£40000 - £48000 per annum: Recruitment Genius: This software company specialis...

Ashdown Group: Human Resources Manager

£28000 - £35000 per annum + Benefits: Ashdown Group: A successful organisation...

Day In a Page

The Silk Roads that trace civilisation: Long before the West rose to power, Asian pathways were connecting peoples and places

The Silk Roads that trace civilisation

Long before the West rose to power, Asian pathways were connecting peoples and places
House of Lords: Outcry as donors, fixers and MPs caught up in expenses scandal are ennobled

The honours that shame Britain

Outcry as donors, fixers and MPs caught up in expenses scandal are ennobled
When it comes to street harassment, we need to talk about race

'When it comes to street harassment, we need to talk about race'

Why are black men living the stereotypes and why are we letting them get away with it?
International Tap Festival: Forget Fred Astaire and Ginger Rogers - this dancing is improvised, spontaneous and rhythmic

International Tap Festival comes to the UK

Forget Fred Astaire and Ginger Rogers - this dancing is improvised, spontaneous and rhythmic
War with Isis: Is Turkey's buffer zone in Syria a matter of self-defence – or just anti-Kurd?

Turkey's buffer zone in Syria: self-defence – or just anti-Kurd?

Ankara accused of exacerbating racial division by allowing Turkmen minority to cross the border
Doris Lessing: Acclaimed novelist was kept under MI5 observation for 18 years, newly released papers show

'A subversive brothel keeper and Communist'

Acclaimed novelist Doris Lessing was kept under MI5 observation for 18 years, newly released papers show
Big Blue Live: BBC's Springwatch offshoot swaps back gardens for California's Monterey Bay

BBC heads to the Californian coast

The Big Blue Live crew is preparing for the first of three episodes on Sunday night, filming from boats, planes and an aquarium studio
Austin Bidwell: The Victorian fraudster who shook the Bank of England with the most daring forgery the world had known

Victorian fraudster who shook the Bank of England

Conman Austin Bidwell. was a heartless cad who carried out the most daring forgery the world had known
Car hacking scandal: Security designed to stop thieves hot-wiring almost every modern motor has been cracked

Car hacking scandal

Security designed to stop thieves hot-wiring almost every modern motor has been cracked
10 best placemats

Take your seat: 10 best placemats

Protect your table and dine in style with a bold new accessory
Ashes 2015: Alastair Cook not the only one to be caught in The Oval mindwarp

Cook not the only one to be caught in The Oval mindwarp

Aussie skipper Michael Clarke was lured into believing that what we witnessed at Edgbaston and Trent Bridge would continue in London, says Kevin Garside
Can Rafael Benitez get the best out of Gareth Bale at Real Madrid?

Can Benitez get the best out of Bale?

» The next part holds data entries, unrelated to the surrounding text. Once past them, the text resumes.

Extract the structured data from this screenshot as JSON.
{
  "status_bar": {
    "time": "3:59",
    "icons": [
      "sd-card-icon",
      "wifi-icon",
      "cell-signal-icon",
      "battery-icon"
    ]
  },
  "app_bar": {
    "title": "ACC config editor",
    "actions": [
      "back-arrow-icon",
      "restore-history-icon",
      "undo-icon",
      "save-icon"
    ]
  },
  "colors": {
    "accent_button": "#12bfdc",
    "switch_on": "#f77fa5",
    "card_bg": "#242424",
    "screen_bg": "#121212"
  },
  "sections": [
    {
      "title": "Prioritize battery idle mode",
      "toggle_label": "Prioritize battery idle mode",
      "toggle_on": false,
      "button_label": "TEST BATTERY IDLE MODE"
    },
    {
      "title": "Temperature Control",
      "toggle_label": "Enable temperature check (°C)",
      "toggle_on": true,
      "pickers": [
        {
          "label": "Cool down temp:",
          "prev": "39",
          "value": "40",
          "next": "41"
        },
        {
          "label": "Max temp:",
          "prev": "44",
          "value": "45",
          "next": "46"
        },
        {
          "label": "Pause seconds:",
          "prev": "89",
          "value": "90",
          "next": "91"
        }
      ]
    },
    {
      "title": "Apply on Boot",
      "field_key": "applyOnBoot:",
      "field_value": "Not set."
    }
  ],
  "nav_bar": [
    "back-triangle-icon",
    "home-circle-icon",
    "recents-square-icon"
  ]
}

Back at the club he watched as a boy, the pressure is on Benitez to find a winning blend from Real's multiple talents. As La Liga begins, Pete Jenson asks if it will be enough to stop Barcelona
Athletics World Championships 2015: Beijing witnesses new stage in the Jessica Ennis-Hill and Katarina Johnson-Thompson heptathlon rivalry

Beijing witnesses new stage in the Jess and Kat rivalry

The last time the two British heptathletes competed, Ennis-Hill was on the way to Olympic gold and Johnson-Thompson was just a promising teenager. But a lot has happened in the following three years
Jeremy Corbyn: Joining a shrewd operator desperate for power as he visits the North East

Jeremy Corbyn interview: A shrewd operator desperate for power

His radical anti-austerity agenda has caught the imagination of the left and politically disaffected and set a staid Labour leadership election alight
Isis executes Palmyra antiquities chief: Defender of ancient city's past was killed for protecting its future

Isis executes Palmyra antiquities chief

Robert Fisk on the defender of the ancient city's past who was killed for protecting its future